The most popular exit strategies are Initial Public Offering (IPO), Mergers and Acquisitions, and Closing.
Closing the business may be the best option if your business venture is failing, isn’t valuable enough for anyone to want to acquire it, or is the type of business that’s unlikely to be valuable without you personally doing all the work (such as, most consulting services). You will sell off the company assets (such as, inventory, fixtures and intellectual property), lay off workers, pay creditors and employees and shut down the business.
However, if you plan to close as an exit strategy, you will make sure to exit at a time when you can raise enough cash from an asset sale to pay all the company’s debts and pay wages. Otherwise, you may have to make formal or informal arrangements to pay off your creditors, file for voluntary liquidation, and declare bankruptcy, and/or be subject of litigation brought by your employees for non-payment of wages. Although the entrepreneur does not, in general, have individual responsibility for the business contracts, debts, and engagements, New York Law imposes personal liability on LLC members and corporate shareholders with the ten largest ownership interests or shares in the company for the failure of the company to pay employee wages.
you can plan to sell the business to qualified buyers, pay creditors and pay back investors. You can transfer ownership of the business to an individual (such as, a third party, partner or key employee) or another business in a merger or acquisition, consolidation, acqui-hire or management buyout.
The preparation for the M&A part of your exit strategy involves making sure that the company is saleable at the time, and you have assembled a team (of experienced advisors) that has the skills and experience to successfully execute the exit. The team must have the necessary knowledge, skills and experience in M&A, Corporate Law, Taxation, Financial Planning and Wealth Management.
Of course, exit timing is critical. Missing the optimum time to exit means that you may be settling for an exit valuation significantly below market, or not exiting at all.
To prepare the business for a sale means that you will ensure that the decisions you make will maximize the value of the company, and make it more attractive to the next owner. If you have something a buyer wants and can’t find elsewhere, such as a unique product or distribution channel, they may be willing to pay a premium price. In preparation, you will do anything that increases transparency, efficiency, revenue or profitability, or decreases risk or costs. These include:
Typically, a company chooses to go public when: (a) the company has achieved significant milestones, typically, in the form of sustainable profitability or solid revenue growth; (b) the company needs to raise a huge amount of additional growth capital via the public markets; (c) existing investors, founders, and employees are seeking liquidity: the ability to sell shares on the stock market (where the stock is easily traded).
To prepare for an IPO, the entrepreneur obtains the assistance of an external IPO team consisting of an underwriting firm, lawyers, certified public accountants (CPAs) and Securities and Exchange Commission (SEC) experts. The IPO team helps determine what type of security to issue, the best offering price, draft documents for the SEC, prepare Significant legal & disclosure documents, including, tax, financial or accounting information – to be provided to prospective shareholders – and files its prospectus with the SEC via a S-1 filing.
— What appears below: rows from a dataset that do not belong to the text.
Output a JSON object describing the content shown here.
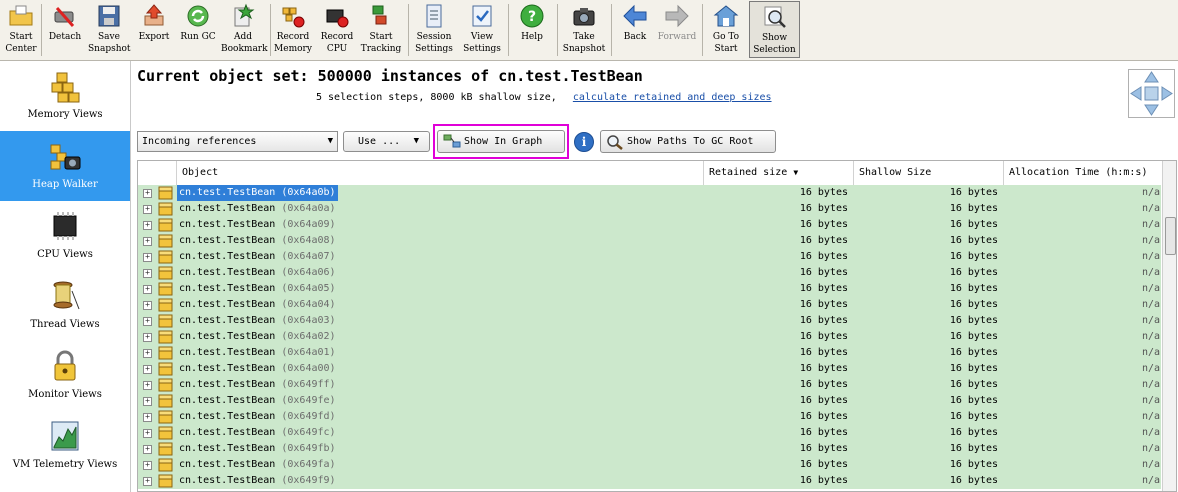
{
  "toolbar": {
    "buttons": [
      {
        "label1": "Start",
        "label2": "Center",
        "icon": "folder-open-icon"
      },
      {
        "label1": "Detach",
        "label2": "",
        "icon": "detach-icon"
      },
      {
        "label1": "Save",
        "label2": "Snapshot",
        "icon": "save-icon"
      },
      {
        "label1": "Export",
        "label2": "",
        "icon": "export-icon"
      },
      {
        "label1": "Run GC",
        "label2": "",
        "icon": "recycle-icon"
      },
      {
        "label1": "Add",
        "label2": "Bookmark",
        "icon": "bookmark-icon"
      },
      {
        "label1": "Record",
        "label2": "Memory",
        "icon": "record-memory-icon"
      },
      {
        "label1": "Record",
        "label2": "CPU",
        "icon": "record-cpu-icon"
      },
      {
        "label1": "Start",
        "label2": "Tracking",
        "icon": "tracking-icon"
      },
      {
        "label1": "Session",
        "label2": "Settings",
        "icon": "session-settings-icon"
      },
      {
        "label1": "View",
        "label2": "Settings",
        "icon": "view-settings-icon"
      },
      {
        "label1": "Help",
        "label2": "",
        "icon": "help-icon"
      },
      {
        "label1": "Take",
        "label2": "Snapshot",
        "icon": "camera-icon"
      },
      {
        "label1": "Back",
        "label2": "",
        "icon": "back-arrow-icon"
      },
      {
        "label1": "Forward",
        "label2": "",
        "icon": "forward-arrow-icon"
      },
      {
        "label1": "Go To",
        "label2": "Start",
        "icon": "home-icon"
      },
      {
        "label1": "Show",
        "label2": "Selection",
        "icon": "show-selection-icon"
      }
    ]
  },
  "sidebar": {
    "items": [
      {
        "label": "Memory Views",
        "icon": "memory-views-icon"
      },
      {
        "label": "Heap Walker",
        "icon": "heap-walker-icon"
      },
      {
        "label": "CPU Views",
        "icon": "cpu-chip-icon"
      },
      {
        "label": "Thread Views",
        "icon": "thread-spool-icon"
      },
      {
        "label": "Monitor Views",
        "icon": "lock-icon"
      },
      {
        "label": "VM Telemetry Views",
        "icon": "telemetry-chart-icon"
      }
    ]
  },
  "header": {
    "title": "Current object set: 500000 instances of cn.test.TestBean",
    "summary": "5 selection steps, 8000 kB shallow size,",
    "link": "calculate retained and deep sizes"
  },
  "controls": {
    "view_select": "Incoming references",
    "use_button": "Use ...",
    "show_in_graph": "Show In Graph",
    "info": "i",
    "show_paths": "Show Paths To GC Root"
  },
  "colors": {
    "row_bg": "#cce8cc",
    "selection": "#2f7fd8",
    "highlight_box": "#e000d8",
    "sidebar_active": "#3399ee"
  },
  "table": {
    "columns": [
      "Object",
      "Retained size",
      "Shallow Size",
      "Allocation Time (h:m:s)"
    ],
    "sort_indicator": "▼",
    "rows": [
      {
        "name": "cn.test.TestBean",
        "addr": "(0x64a0b)",
        "retained": "16 bytes",
        "shallow": "16 bytes",
        "alloc": "n/a"
      },
      {
        "name": "cn.test.TestBean",
        "addr": "(0x64a0a)",
        "retained": "16 bytes",
        "shallow": "16 bytes",
        "alloc": "n/a"
      },
      {
        "name": "cn.test.TestBean",
        "addr": "(0x64a09)",
        "retained": "16 bytes",
        "shallow": "16 bytes",
        "alloc": "n/a"
      },
      {
        "name": "cn.test.TestBean",
        "addr": "(0x64a08)",
        "retained": "16 bytes",
        "shallow": "16 bytes",
        "alloc": "n/a"
      },
      {
        "name": "cn.test.TestBean",
        "addr": "(0x64a07)",
        "retained": "16 bytes",
        "shallow": "16 bytes",
        "alloc": "n/a"
      },
      {
        "name": "cn.test.TestBean",
        "addr": "(0x64a06)",
        "retained": "16 bytes",
        "shallow": "16 bytes",
        "alloc": "n/a"
      },
      {
        "name": "cn.test.TestBean",
        "addr": "(0x64a05)",
        "retained": "16 bytes",
        "shallow": "16 bytes",
        "alloc": "n/a"
      },
      {
        "name": "cn.test.TestBean",
        "addr": "(0x64a04)",
        "retained": "16 bytes",
        "shallow": "16 bytes",
        "alloc": "n/a"
      },
      {
        "name": "cn.test.TestBean",
        "addr": "(0x64a03)",
        "retained": "16 bytes",
        "shallow": "16 bytes",
        "alloc": "n/a"
      },
      {
        "name": "cn.test.TestBean",
        "addr": "(0x64a02)",
        "retained": "16 bytes",
        "shallow": "16 bytes",
        "alloc": "n/a"
      },
      {
        "name": "cn.test.TestBean",
        "addr": "(0x64a01)",
        "retained": "16 bytes",
        "shallow": "16 bytes",
        "alloc": "n/a"
      },
      {
        "name": "cn.test.TestBean",
        "addr": "(0x64a00)",
        "retained": "16 bytes",
        "shallow": "16 bytes",
        "alloc": "n/a"
      },
      {
        "name": "cn.test.TestBean",
        "addr": "(0x649ff)",
        "retained": "16 bytes",
        "shallow": "16 bytes",
        "alloc": "n/a"
      },
      {
        "name": "cn.test.TestBean",
        "addr": "(0x649fe)",
        "retained": "16 bytes",
        "shallow": "16 bytes",
        "alloc": "n/a"
      },
      {
        "name": "cn.test.TestBean",
        "addr": "(0x649fd)",
        "retained": "16 bytes",
        "shallow": "16 bytes",
        "alloc": "n/a"
      },
      {
        "name": "cn.test.TestBean",
        "addr": "(0x649fc)",
        "retained": "16 bytes",
        "shallow": "16 bytes",
        "alloc": "n/a"
      },
      {
        "name": "cn.test.TestBean",
        "addr": "(0x649fb)",
        "retained": "16 bytes",
        "shallow": "16 bytes",
        "alloc": "n/a"
      },
      {
        "name": "cn.test.TestBean",
        "addr": "(0x649fa)",
        "retained": "16 bytes",
        "shallow": "16 bytes",
        "alloc": "n/a"
      },
      {
        "name": "cn.test.TestBean",
        "addr": "(0x649f9)",
        "retained": "16 bytes",
        "shallow": "16 bytes",
        "alloc": "n/a"
      }
    ]
  }
}
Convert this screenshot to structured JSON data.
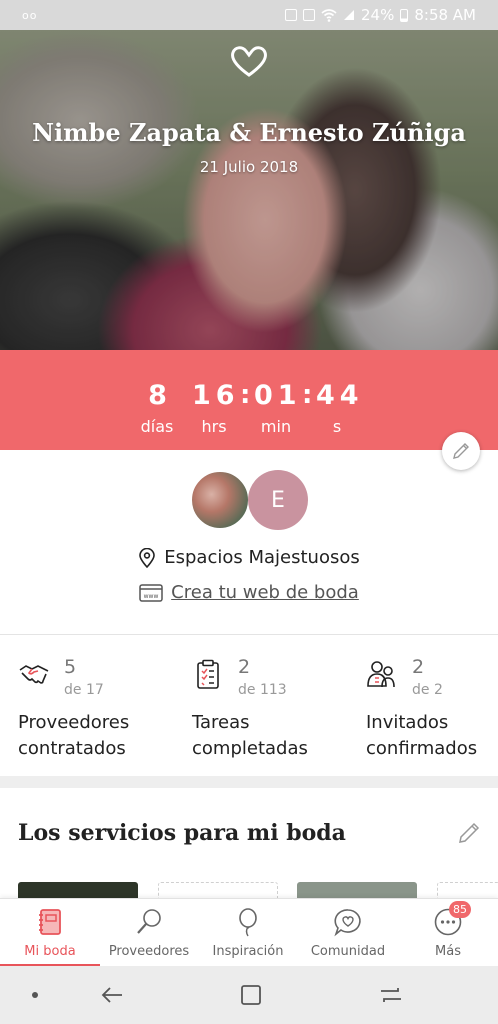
{
  "status_bar": {
    "left": "oo",
    "battery": "24%",
    "time": "8:58 AM"
  },
  "hero": {
    "names": "Nimbe Zapata & Ernesto Zúñiga",
    "date": "21 Julio 2018",
    "icons": [
      "heart-icon"
    ]
  },
  "countdown": {
    "days": "8",
    "hours": "16",
    "minutes": "01",
    "seconds": "44",
    "days_label": "días",
    "hours_label": "hrs",
    "minutes_label": "min",
    "seconds_label": "s"
  },
  "profile": {
    "avatar_initial": "E",
    "venue": "Espacios Majestuosos",
    "web_link": "Crea tu web de boda"
  },
  "stats": [
    {
      "value": "5",
      "of": "de 17",
      "label_line1": "Proveedores",
      "label_line2": "contratados",
      "icon": "handshake-icon"
    },
    {
      "value": "2",
      "of": "de 113",
      "label_line1": "Tareas",
      "label_line2": "completadas",
      "icon": "clipboard-icon"
    },
    {
      "value": "2",
      "of": "de 2",
      "label_line1": "Invitados",
      "label_line2": "confirmados",
      "icon": "guests-icon"
    }
  ],
  "services": {
    "title": "Los servicios para mi boda"
  },
  "tabs": [
    {
      "label": "Mi boda",
      "active": true
    },
    {
      "label": "Proveedores",
      "active": false
    },
    {
      "label": "Inspiración",
      "active": false
    },
    {
      "label": "Comunidad",
      "active": false
    },
    {
      "label": "Más",
      "active": false,
      "badge": "85"
    }
  ],
  "colors": {
    "accent": "#f0686b",
    "active_tab": "#e8545a",
    "avatar": "#c9939f"
  }
}
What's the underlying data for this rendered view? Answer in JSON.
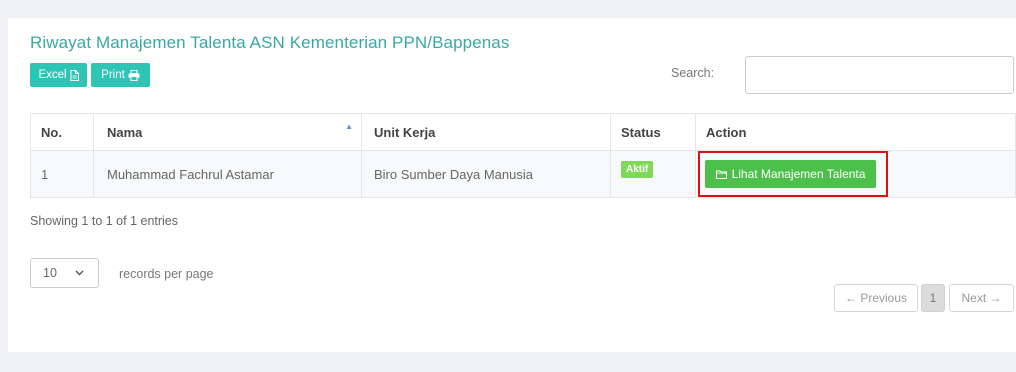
{
  "page": {
    "title": "Riwayat Manajemen Talenta ASN Kementerian PPN/Bappenas"
  },
  "toolbar": {
    "excel_label": "Excel",
    "excel_icon": "file-icon",
    "print_label": "Print",
    "print_icon": "printer-icon"
  },
  "search": {
    "label": "Search:",
    "value": "",
    "placeholder": ""
  },
  "table": {
    "headers": {
      "no": "No.",
      "nama": "Nama",
      "unit_kerja": "Unit Kerja",
      "status": "Status",
      "action": "Action"
    },
    "rows": [
      {
        "no": "1",
        "nama": "Muhammad Fachrul Astamar",
        "unit_kerja": "Biro Sumber Daya Manusia",
        "status": "Aktif",
        "action_label": "Lihat Manajemen Talenta",
        "action_icon": "folder-icon"
      }
    ]
  },
  "footer": {
    "info": "Showing 1 to 1 of 1 entries",
    "page_size": "10",
    "page_size_label": "records per page",
    "prev_label": "← Previous",
    "current_page": "1",
    "next_label": "Next →"
  },
  "colors": {
    "title": "#3aa8a4",
    "export_button": "#2ec4b6",
    "action_button": "#4cc04a",
    "status_badge": "#7ed957",
    "highlight": "#e01010"
  }
}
A company that is planning to go public usually starts to plan 12-18 months in advance. To go public, a company needs to be formed as a C corporation and have a valuation in the hundreds of millions.
An IPO is an expensive and lengthy process that involves considerable risk, and the company will need to be ready for the scrutiny and exposure that comes with being a publicly traded company.